Filter the entries, keeping every line with the word "JSON".
[Opening Supplied material section]
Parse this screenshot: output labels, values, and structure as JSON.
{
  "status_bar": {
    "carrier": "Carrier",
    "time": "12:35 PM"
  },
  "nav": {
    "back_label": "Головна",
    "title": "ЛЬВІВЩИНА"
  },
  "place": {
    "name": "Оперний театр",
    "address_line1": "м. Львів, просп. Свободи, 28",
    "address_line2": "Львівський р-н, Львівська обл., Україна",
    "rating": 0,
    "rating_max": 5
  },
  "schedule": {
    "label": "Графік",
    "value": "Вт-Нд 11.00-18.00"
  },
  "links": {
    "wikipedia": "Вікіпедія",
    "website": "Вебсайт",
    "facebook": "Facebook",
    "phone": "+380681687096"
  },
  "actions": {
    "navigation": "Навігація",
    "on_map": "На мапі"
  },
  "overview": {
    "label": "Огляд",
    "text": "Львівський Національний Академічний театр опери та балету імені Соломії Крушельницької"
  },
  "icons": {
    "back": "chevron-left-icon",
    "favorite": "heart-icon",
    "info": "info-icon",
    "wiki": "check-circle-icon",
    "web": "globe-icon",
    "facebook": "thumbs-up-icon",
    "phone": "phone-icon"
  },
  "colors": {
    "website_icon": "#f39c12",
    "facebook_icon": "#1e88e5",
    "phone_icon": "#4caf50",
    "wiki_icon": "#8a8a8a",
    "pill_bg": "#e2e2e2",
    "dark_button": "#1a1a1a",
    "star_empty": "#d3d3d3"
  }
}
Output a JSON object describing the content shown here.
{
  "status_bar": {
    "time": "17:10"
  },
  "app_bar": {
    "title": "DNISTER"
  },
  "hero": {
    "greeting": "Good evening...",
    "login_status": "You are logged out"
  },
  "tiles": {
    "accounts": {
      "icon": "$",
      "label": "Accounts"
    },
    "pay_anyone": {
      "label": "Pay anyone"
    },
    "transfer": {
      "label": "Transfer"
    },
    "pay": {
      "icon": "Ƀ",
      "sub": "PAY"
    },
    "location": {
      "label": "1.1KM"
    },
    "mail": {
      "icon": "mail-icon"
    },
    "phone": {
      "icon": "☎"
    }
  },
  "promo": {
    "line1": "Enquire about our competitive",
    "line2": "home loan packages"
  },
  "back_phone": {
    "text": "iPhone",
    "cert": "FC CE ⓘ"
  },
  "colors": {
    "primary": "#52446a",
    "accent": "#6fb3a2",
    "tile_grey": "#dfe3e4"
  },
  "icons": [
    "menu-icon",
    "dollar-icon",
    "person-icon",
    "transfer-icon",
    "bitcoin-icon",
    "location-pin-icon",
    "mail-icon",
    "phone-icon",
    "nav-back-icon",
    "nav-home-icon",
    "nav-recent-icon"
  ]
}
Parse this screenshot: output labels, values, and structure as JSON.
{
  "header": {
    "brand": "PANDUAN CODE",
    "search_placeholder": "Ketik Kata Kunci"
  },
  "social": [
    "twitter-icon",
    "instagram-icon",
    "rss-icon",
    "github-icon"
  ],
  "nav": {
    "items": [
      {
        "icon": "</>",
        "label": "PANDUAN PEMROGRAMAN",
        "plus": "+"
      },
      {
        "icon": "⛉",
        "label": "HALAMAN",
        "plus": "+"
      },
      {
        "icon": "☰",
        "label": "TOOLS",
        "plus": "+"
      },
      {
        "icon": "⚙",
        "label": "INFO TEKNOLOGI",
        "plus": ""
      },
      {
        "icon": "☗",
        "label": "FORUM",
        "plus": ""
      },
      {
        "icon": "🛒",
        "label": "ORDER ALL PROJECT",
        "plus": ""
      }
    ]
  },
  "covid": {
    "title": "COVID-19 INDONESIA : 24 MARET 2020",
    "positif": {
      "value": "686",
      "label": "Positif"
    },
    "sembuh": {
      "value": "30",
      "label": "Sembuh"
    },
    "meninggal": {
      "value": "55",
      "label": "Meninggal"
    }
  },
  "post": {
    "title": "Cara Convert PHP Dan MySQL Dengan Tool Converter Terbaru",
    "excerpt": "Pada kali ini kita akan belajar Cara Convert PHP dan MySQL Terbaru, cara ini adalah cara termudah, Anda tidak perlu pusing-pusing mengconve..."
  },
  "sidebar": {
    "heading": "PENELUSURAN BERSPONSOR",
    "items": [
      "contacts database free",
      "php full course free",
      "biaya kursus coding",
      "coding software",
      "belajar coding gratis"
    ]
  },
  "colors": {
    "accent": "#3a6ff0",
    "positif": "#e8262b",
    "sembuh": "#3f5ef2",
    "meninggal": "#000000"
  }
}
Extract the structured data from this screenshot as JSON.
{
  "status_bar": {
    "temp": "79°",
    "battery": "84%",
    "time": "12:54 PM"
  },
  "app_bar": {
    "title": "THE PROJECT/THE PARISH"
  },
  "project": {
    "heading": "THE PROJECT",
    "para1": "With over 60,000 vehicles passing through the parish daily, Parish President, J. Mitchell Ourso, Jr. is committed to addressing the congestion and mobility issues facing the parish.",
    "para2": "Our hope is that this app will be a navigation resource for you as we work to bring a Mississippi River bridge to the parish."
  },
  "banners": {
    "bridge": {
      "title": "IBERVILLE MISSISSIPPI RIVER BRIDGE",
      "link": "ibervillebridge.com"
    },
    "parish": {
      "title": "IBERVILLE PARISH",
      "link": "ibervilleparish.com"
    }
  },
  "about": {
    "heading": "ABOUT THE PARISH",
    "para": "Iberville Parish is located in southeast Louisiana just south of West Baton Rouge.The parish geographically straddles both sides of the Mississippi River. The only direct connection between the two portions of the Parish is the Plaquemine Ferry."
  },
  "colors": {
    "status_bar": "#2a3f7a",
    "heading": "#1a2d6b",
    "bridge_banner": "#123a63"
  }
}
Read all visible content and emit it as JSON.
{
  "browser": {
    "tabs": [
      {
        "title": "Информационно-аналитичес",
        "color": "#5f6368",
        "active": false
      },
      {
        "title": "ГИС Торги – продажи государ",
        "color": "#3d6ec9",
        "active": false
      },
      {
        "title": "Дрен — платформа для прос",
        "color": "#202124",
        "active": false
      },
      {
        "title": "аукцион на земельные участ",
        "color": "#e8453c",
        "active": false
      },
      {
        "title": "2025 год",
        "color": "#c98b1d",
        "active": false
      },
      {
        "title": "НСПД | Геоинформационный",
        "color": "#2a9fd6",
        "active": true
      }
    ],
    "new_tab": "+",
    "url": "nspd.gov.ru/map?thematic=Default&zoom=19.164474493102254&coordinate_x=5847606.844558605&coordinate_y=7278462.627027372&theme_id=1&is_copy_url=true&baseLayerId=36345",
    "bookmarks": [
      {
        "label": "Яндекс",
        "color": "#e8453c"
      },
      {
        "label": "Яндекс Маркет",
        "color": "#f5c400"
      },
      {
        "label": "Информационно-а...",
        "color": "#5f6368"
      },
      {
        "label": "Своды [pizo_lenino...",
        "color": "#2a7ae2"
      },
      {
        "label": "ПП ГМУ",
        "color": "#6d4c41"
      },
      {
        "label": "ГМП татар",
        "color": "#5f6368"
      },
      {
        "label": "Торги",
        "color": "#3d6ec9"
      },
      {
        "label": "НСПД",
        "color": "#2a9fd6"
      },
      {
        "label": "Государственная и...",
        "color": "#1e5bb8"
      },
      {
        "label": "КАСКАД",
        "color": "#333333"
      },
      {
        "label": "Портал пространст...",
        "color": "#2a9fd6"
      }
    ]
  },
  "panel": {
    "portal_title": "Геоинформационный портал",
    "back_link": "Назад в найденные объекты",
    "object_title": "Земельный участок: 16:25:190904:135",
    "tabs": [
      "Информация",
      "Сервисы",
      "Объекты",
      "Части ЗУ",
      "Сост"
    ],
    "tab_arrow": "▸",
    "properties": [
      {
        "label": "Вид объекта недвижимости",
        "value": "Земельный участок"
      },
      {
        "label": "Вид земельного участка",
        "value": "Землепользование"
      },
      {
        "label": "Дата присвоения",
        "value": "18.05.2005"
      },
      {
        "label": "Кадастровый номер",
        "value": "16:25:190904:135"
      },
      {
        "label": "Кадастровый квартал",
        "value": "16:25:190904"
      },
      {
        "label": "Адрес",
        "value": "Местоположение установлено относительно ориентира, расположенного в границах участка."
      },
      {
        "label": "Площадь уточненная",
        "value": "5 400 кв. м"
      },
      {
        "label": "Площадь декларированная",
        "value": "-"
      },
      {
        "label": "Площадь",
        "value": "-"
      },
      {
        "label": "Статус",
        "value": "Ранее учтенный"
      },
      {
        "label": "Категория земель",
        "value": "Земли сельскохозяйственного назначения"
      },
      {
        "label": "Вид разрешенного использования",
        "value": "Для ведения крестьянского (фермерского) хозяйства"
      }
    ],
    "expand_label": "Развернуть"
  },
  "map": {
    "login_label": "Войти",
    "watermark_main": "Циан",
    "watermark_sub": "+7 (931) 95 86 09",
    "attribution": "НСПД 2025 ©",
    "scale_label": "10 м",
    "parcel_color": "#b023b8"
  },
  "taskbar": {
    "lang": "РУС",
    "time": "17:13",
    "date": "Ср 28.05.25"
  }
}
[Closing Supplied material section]
### Completed exercise
Parse this screenshot: output labels, values, and structure as JSON.
Output a JSON object describing the content shown here.
Parse this screenshot: output labels, values, and structure as JSON.
Extract the structured data from this screenshot as JSON.
Read all visible content and emit it as JSON.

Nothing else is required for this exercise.